(Beginning of The data)

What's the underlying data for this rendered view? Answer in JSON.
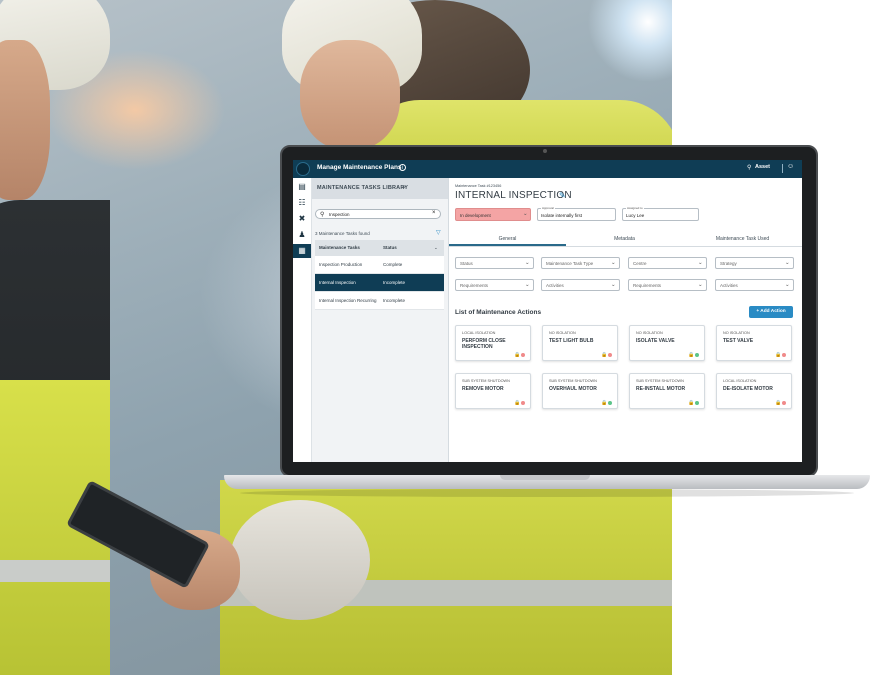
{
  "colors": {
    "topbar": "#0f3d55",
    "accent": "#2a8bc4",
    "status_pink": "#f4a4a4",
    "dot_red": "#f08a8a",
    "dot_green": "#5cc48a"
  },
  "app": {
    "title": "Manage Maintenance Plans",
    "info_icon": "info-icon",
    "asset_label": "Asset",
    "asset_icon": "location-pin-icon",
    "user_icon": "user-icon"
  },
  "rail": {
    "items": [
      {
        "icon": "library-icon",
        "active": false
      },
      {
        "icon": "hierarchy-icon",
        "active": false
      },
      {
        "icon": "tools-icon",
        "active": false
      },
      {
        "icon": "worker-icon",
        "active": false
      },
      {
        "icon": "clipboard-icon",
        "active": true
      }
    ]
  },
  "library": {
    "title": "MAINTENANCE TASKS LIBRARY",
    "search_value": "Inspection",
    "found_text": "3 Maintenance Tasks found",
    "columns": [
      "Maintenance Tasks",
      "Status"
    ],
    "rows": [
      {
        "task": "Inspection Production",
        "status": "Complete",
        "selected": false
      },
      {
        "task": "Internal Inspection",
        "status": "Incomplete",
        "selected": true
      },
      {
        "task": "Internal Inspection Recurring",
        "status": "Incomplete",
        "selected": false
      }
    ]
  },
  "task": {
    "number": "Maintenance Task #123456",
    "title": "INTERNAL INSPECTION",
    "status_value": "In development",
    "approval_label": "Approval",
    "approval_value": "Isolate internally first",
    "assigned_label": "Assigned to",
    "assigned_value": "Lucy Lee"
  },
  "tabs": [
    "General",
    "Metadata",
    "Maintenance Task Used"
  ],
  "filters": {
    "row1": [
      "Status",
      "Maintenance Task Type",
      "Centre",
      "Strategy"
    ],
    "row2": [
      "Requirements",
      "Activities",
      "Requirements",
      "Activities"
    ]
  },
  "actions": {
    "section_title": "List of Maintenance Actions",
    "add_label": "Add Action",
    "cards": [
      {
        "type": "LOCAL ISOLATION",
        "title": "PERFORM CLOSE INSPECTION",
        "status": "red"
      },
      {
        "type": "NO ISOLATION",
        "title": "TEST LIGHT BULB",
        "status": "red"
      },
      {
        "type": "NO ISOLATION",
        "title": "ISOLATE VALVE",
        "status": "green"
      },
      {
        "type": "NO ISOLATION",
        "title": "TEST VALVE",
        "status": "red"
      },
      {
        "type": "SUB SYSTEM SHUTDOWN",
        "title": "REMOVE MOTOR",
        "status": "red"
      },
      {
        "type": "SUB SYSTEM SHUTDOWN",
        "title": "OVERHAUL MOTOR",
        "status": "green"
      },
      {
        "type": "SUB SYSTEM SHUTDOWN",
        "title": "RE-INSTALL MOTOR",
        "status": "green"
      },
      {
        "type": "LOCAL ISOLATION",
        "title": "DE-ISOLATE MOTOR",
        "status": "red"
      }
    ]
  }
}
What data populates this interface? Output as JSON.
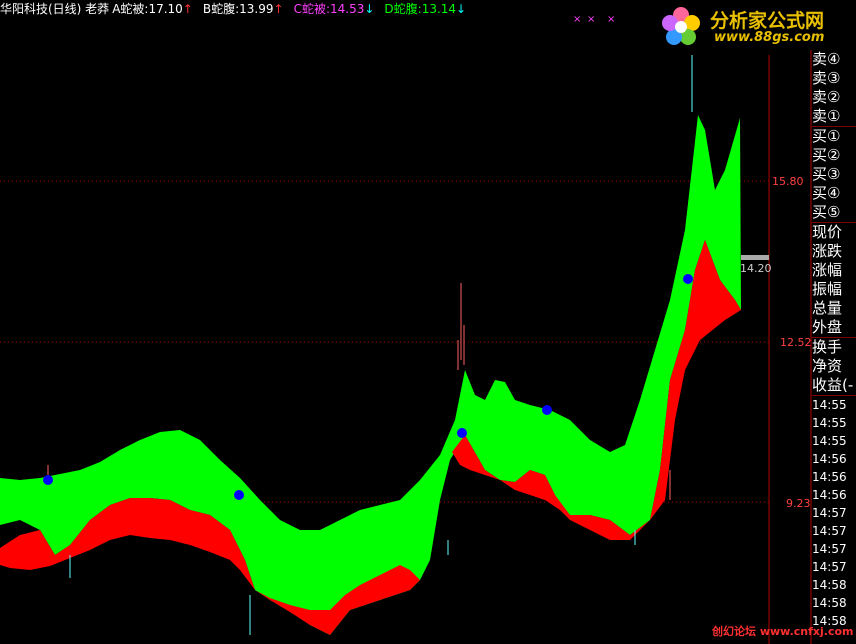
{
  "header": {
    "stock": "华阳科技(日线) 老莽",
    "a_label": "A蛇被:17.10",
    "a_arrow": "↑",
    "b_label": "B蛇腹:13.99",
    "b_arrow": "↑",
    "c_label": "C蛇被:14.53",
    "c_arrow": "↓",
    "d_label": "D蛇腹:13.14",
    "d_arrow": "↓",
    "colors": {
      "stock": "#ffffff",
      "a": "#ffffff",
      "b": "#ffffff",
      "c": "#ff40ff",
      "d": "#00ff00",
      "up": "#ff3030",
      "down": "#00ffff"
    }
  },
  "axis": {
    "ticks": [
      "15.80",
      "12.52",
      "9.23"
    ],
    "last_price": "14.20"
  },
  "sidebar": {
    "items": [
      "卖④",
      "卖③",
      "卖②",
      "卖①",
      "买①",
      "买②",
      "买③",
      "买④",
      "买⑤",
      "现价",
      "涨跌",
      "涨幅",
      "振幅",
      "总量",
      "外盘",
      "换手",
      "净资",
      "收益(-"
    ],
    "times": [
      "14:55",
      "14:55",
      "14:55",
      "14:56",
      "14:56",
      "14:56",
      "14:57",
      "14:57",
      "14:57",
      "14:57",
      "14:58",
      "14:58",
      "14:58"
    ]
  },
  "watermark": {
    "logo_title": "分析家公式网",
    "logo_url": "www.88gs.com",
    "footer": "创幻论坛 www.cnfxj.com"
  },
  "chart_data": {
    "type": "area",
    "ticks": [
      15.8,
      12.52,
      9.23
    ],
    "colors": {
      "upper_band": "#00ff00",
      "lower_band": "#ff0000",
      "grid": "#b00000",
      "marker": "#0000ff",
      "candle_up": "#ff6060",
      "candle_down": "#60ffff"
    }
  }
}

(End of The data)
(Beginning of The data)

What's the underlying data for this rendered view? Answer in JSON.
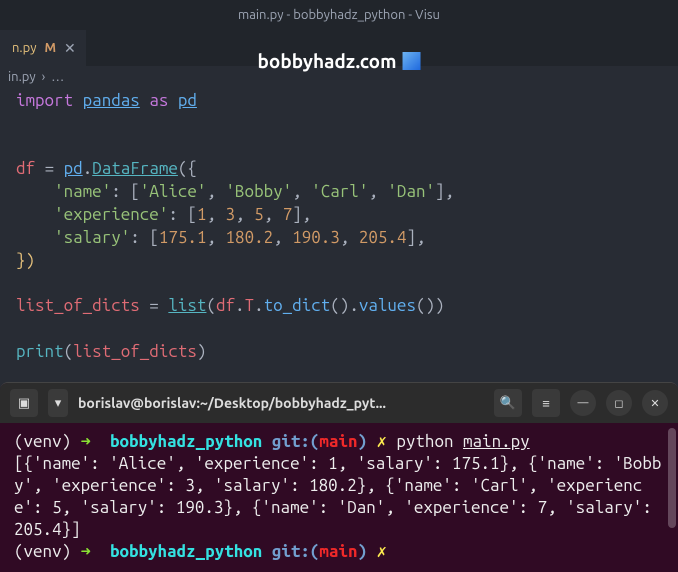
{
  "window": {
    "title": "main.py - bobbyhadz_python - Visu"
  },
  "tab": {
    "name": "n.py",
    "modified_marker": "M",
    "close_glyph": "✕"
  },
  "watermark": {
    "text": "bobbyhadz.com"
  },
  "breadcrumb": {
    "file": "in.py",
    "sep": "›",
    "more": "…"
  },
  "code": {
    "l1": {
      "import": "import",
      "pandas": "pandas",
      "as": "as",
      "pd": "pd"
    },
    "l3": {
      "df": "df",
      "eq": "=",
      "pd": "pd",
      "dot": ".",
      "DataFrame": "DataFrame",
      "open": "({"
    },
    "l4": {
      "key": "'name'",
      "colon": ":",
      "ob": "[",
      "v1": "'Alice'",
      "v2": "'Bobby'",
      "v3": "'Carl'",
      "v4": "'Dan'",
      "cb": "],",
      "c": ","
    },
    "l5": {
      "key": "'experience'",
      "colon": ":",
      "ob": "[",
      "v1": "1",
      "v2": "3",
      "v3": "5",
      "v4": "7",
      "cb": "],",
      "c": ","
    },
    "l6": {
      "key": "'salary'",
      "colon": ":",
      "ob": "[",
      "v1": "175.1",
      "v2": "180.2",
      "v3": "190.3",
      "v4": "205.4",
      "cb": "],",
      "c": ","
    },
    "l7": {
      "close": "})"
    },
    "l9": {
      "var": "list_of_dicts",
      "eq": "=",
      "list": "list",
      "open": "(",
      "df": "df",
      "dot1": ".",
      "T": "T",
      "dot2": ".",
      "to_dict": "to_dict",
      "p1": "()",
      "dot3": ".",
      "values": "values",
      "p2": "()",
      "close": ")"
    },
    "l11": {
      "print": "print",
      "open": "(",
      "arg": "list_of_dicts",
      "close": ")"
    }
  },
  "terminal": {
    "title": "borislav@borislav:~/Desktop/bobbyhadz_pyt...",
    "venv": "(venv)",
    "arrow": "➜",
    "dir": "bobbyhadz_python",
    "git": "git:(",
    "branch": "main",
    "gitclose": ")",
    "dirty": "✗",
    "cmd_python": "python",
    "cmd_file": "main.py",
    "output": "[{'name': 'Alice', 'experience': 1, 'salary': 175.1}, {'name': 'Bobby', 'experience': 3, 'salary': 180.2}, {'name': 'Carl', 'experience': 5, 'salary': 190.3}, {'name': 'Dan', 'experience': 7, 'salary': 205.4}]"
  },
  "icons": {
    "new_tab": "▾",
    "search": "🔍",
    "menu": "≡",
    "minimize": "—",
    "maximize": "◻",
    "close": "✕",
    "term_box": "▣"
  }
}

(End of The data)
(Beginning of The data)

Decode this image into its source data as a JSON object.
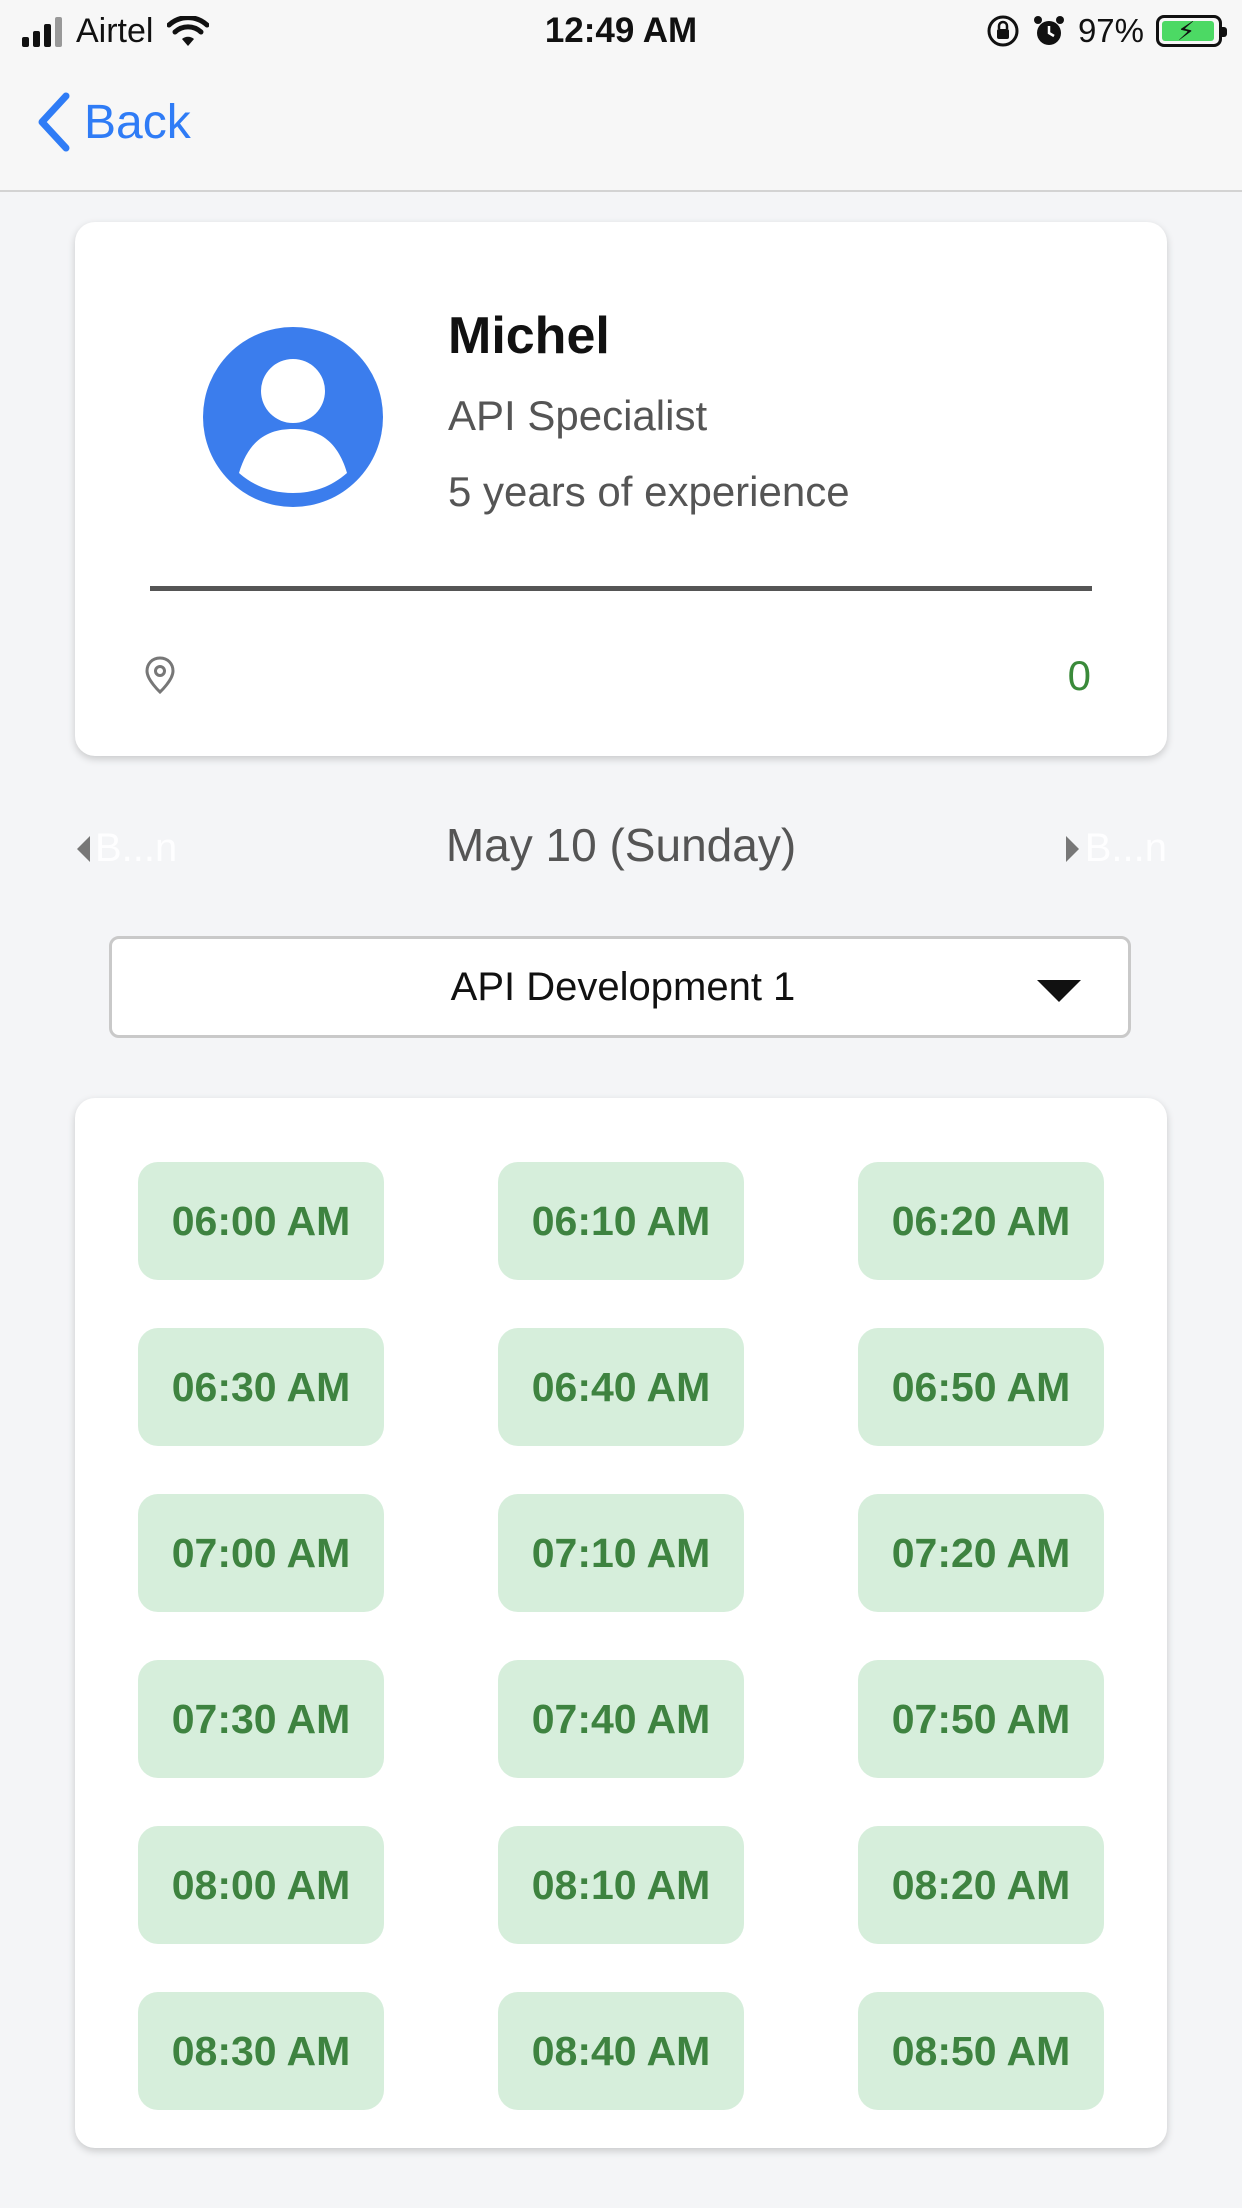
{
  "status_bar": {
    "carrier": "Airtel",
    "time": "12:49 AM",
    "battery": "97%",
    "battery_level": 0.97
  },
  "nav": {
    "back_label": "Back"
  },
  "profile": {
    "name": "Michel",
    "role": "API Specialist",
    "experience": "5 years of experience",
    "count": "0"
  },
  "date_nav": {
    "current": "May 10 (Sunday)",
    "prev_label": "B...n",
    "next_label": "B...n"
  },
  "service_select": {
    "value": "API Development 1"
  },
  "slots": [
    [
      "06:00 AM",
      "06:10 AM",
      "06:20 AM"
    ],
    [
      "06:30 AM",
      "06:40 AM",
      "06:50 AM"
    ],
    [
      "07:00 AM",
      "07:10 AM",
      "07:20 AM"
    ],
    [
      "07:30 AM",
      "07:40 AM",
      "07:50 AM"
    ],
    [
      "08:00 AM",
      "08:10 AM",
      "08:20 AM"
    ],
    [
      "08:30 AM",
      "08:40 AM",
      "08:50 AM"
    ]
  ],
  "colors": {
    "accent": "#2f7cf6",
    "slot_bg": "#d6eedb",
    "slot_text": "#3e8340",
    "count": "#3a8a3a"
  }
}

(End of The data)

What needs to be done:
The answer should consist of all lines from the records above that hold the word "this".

Exercise result:
What's the underlying data for this rendered view? Answer in JSON.
What data populates this interface? Output as JSON.
What's the underlying data for this rendered view? Answer in JSON.
Decode this image into its source data as a JSON object.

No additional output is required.